* [Try it]: Produce a word-for-word copy of the data that follows, excluding images.

*** Records shown Section Begins ***

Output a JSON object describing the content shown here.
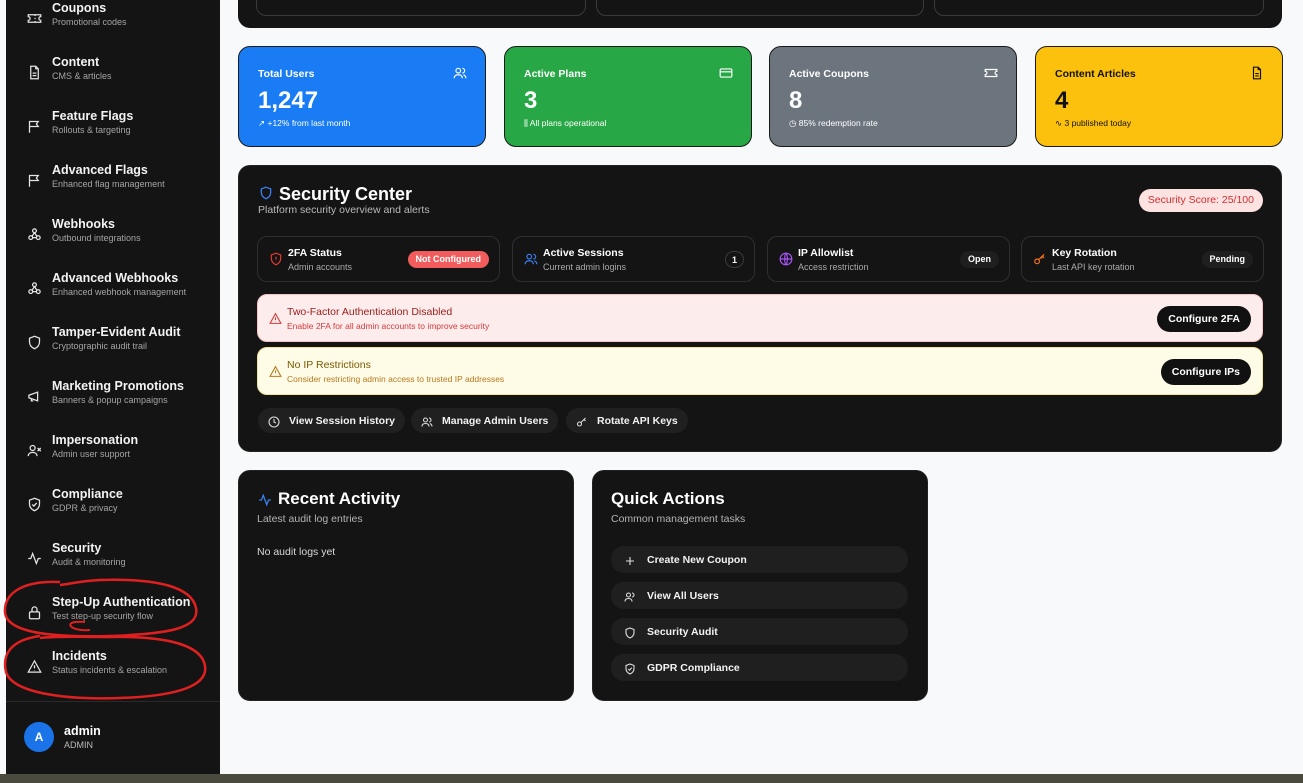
{
  "sidebar": {
    "items": [
      {
        "title": "Coupons",
        "sub": "Promotional codes",
        "icon": "ticket-icon"
      },
      {
        "title": "Content",
        "sub": "CMS & articles",
        "icon": "file-icon"
      },
      {
        "title": "Feature Flags",
        "sub": "Rollouts & targeting",
        "icon": "flag-icon"
      },
      {
        "title": "Advanced Flags",
        "sub": "Enhanced flag management",
        "icon": "flag-icon"
      },
      {
        "title": "Webhooks",
        "sub": "Outbound integrations",
        "icon": "webhook-icon"
      },
      {
        "title": "Advanced Webhooks",
        "sub": "Enhanced webhook management",
        "icon": "webhook-icon"
      },
      {
        "title": "Tamper-Evident Audit",
        "sub": "Cryptographic audit trail",
        "icon": "shield-icon"
      },
      {
        "title": "Marketing Promotions",
        "sub": "Banners & popup campaigns",
        "icon": "megaphone-icon"
      },
      {
        "title": "Impersonation",
        "sub": "Admin user support",
        "icon": "user-x-icon"
      },
      {
        "title": "Compliance",
        "sub": "GDPR & privacy",
        "icon": "shield-check-icon"
      },
      {
        "title": "Security",
        "sub": "Audit & monitoring",
        "icon": "activity-icon"
      },
      {
        "title": "Step-Up Authentication",
        "sub": "Test step-up security flow",
        "icon": "lock-icon"
      },
      {
        "title": "Incidents",
        "sub": "Status incidents & escalation",
        "icon": "alert-triangle-icon"
      }
    ],
    "user": {
      "initial": "A",
      "name": "admin",
      "role": "ADMIN"
    }
  },
  "stats": [
    {
      "label": "Total Users",
      "value": "1,247",
      "sub": "↗ +12% from last month",
      "bg": "#1a7cf5",
      "fg": "#ffffff",
      "icon": "users-icon"
    },
    {
      "label": "Active Plans",
      "value": "3",
      "sub": "⫼ All plans operational",
      "bg": "#27a745",
      "fg": "#ffffff",
      "icon": "credit-card-icon"
    },
    {
      "label": "Active Coupons",
      "value": "8",
      "sub": "◷ 85% redemption rate",
      "bg": "#6c757d",
      "fg": "#ffffff",
      "icon": "ticket-icon"
    },
    {
      "label": "Content Articles",
      "value": "4",
      "sub": "∿ 3 published today",
      "bg": "#fcc10d",
      "fg": "#111111",
      "icon": "file-icon"
    }
  ],
  "security": {
    "title": "Security Center",
    "subtitle": "Platform security overview and alerts",
    "score": "Security Score: 25/100",
    "cards": [
      {
        "title": "2FA Status",
        "sub": "Admin accounts",
        "badge": "Not Configured",
        "badge_bg": "#f25c5c",
        "badge_fg": "#ffffff",
        "icon": "shield-alert-icon",
        "icon_color": "#e53935"
      },
      {
        "title": "Active Sessions",
        "sub": "Current admin logins",
        "badge": "1",
        "badge_bg": "#141414",
        "badge_fg": "#ffffff",
        "icon": "users-icon",
        "icon_color": "#3b82f6"
      },
      {
        "title": "IP Allowlist",
        "sub": "Access restriction",
        "badge": "Open",
        "badge_bg": "#1f1f1f",
        "badge_fg": "#ffffff",
        "icon": "globe-icon",
        "icon_color": "#a855f7"
      },
      {
        "title": "Key Rotation",
        "sub": "Last API key rotation",
        "badge": "Pending",
        "badge_bg": "#1f1f1f",
        "badge_fg": "#ffffff",
        "icon": "key-icon",
        "icon_color": "#f97316"
      }
    ],
    "alerts": [
      {
        "title": "Two-Factor Authentication Disabled",
        "sub": "Enable 2FA for all admin accounts to improve security",
        "button": "Configure 2FA",
        "bg": "#fdecec",
        "border": "#f6c4c4",
        "fg": "#9b1c1c",
        "subfg": "#d33b3b"
      },
      {
        "title": "No IP Restrictions",
        "sub": "Consider restricting admin access to trusted IP addresses",
        "button": "Configure IPs",
        "bg": "#fefbe6",
        "border": "#f2e39b",
        "fg": "#7a5a00",
        "subfg": "#b7791f"
      }
    ],
    "actions": [
      {
        "label": "View Session History",
        "icon": "clock-icon"
      },
      {
        "label": "Manage Admin Users",
        "icon": "users-icon"
      },
      {
        "label": "Rotate API Keys",
        "icon": "key-icon"
      }
    ]
  },
  "recent": {
    "title": "Recent Activity",
    "subtitle": "Latest audit log entries",
    "empty": "No audit logs yet"
  },
  "quick": {
    "title": "Quick Actions",
    "subtitle": "Common management tasks",
    "items": [
      {
        "label": "Create New Coupon",
        "icon": "plus-icon"
      },
      {
        "label": "View All Users",
        "icon": "users-icon"
      },
      {
        "label": "Security Audit",
        "icon": "shield-icon"
      },
      {
        "label": "GDPR Compliance",
        "icon": "shield-check-icon"
      }
    ]
  }
}
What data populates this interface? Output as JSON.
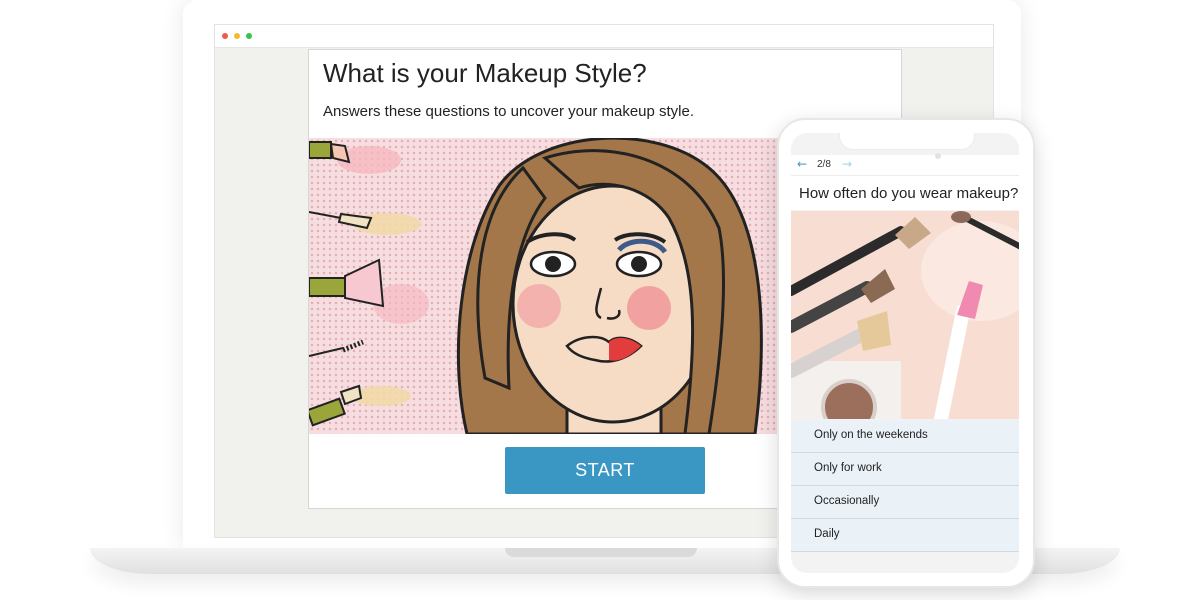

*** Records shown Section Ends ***

* [Reply]:
Output a JSON object describing the content shown here.
{
  "sidebar": {
    "items": [
      {
        "title": "Coupons",
        "sub": "Promotional codes",
        "icon": "ticket-icon"
      },
      {
        "title": "Content",
        "sub": "CMS & articles",
        "icon": "file-icon"
      },
      {
        "title": "Feature Flags",
        "sub": "Rollouts & targeting",
        "icon": "flag-icon"
      },
      {
        "title": "Advanced Flags",
        "sub": "Enhanced flag management",
        "icon": "flag-icon"
      },
      {
        "title": "Webhooks",
        "sub": "Outbound integrations",
        "icon": "webhook-icon"
      },
      {
        "title": "Advanced Webhooks",
        "sub": "Enhanced webhook management",
        "icon": "webhook-icon"
      },
      {
        "title": "Tamper-Evident Audit",
        "sub": "Cryptographic audit trail",
        "icon": "shield-icon"
      },
      {
        "title": "Marketing Promotions",
        "sub": "Banners & popup campaigns",
        "icon": "megaphone-icon"
      },
      {
        "title": "Impersonation",
        "sub": "Admin user support",
        "icon": "user-x-icon"
      },
      {
        "title": "Compliance",
        "sub": "GDPR & privacy",
        "icon": "shield-check-icon"
      },
      {
        "title": "Security",
        "sub": "Audit & monitoring",
        "icon": "activity-icon"
      },
      {
        "title": "Step-Up Authentication",
        "sub": "Test step-up security flow",
        "icon": "lock-icon"
      },
      {
        "title": "Incidents",
        "sub": "Status incidents & escalation",
        "icon": "alert-triangle-icon"
      }
    ],
    "user": {
      "initial": "A",
      "name": "admin",
      "role": "ADMIN"
    }
  },
  "stats": [
    {
      "label": "Total Users",
      "value": "1,247",
      "sub": "↗ +12% from last month",
      "bg": "#1a7cf5",
      "fg": "#ffffff",
      "icon": "users-icon"
    },
    {
      "label": "Active Plans",
      "value": "3",
      "sub": "⫼ All plans operational",
      "bg": "#27a745",
      "fg": "#ffffff",
      "icon": "credit-card-icon"
    },
    {
      "label": "Active Coupons",
      "value": "8",
      "sub": "◷ 85% redemption rate",
      "bg": "#6c757d",
      "fg": "#ffffff",
      "icon": "ticket-icon"
    },
    {
      "label": "Content Articles",
      "value": "4",
      "sub": "∿ 3 published today",
      "bg": "#fcc10d",
      "fg": "#111111",
      "icon": "file-icon"
    }
  ],
  "security": {
    "title": "Security Center",
    "subtitle": "Platform security overview and alerts",
    "score": "Security Score: 25/100",
    "cards": [
      {
        "title": "2FA Status",
        "sub": "Admin accounts",
        "badge": "Not Configured",
        "badge_bg": "#f25c5c",
        "badge_fg": "#ffffff",
        "icon": "shield-alert-icon",
        "icon_color": "#e53935"
      },
      {
        "title": "Active Sessions",
        "sub": "Current admin logins",
        "badge": "1",
        "badge_bg": "#141414",
        "badge_fg": "#ffffff",
        "icon": "users-icon",
        "icon_color": "#3b82f6"
      },
      {
        "title": "IP Allowlist",
        "sub": "Access restriction",
        "badge": "Open",
        "badge_bg": "#1f1f1f",
        "badge_fg": "#ffffff",
        "icon": "globe-icon",
        "icon_color": "#a855f7"
      },
      {
        "title": "Key Rotation",
        "sub": "Last API key rotation",
        "badge": "Pending",
        "badge_bg": "#1f1f1f",
        "badge_fg": "#ffffff",
        "icon": "key-icon",
        "icon_color": "#f97316"
      }
    ],
    "alerts": [
      {
        "title": "Two-Factor Authentication Disabled",
        "sub": "Enable 2FA for all admin accounts to improve security",
        "button": "Configure 2FA",
        "bg": "#fdecec",
        "border": "#f6c4c4",
        "fg": "#9b1c1c",
        "subfg": "#d33b3b"
      },
      {
        "title": "No IP Restrictions",
        "sub": "Consider restricting admin access to trusted IP addresses",
        "button": "Configure IPs",
        "bg": "#fefbe6",
        "border": "#f2e39b",
        "fg": "#7a5a00",
        "subfg": "#b7791f"
      }
    ],
    "actions": [
      {
        "label": "View Session History",
        "icon": "clock-icon"
      },
      {
        "label": "Manage Admin Users",
        "icon": "users-icon"
      },
      {
        "label": "Rotate API Keys",
        "icon": "key-icon"
      }
    ]
  },
  "recent": {
    "title": "Recent Activity",
    "subtitle": "Latest audit log entries",
    "empty": "No audit logs yet"
  },
  "quick": {
    "title": "Quick Actions",
    "subtitle": "Common management tasks",
    "items": [
      {
        "label": "Create New Coupon",
        "icon": "plus-icon"
      },
      {
        "label": "View All Users",
        "icon": "users-icon"
      },
      {
        "label": "Security Audit",
        "icon": "shield-icon"
      },
      {
        "label": "GDPR Compliance",
        "icon": "shield-check-icon"
      }
    ]
  }
}
What data populates this interface? Output as JSON.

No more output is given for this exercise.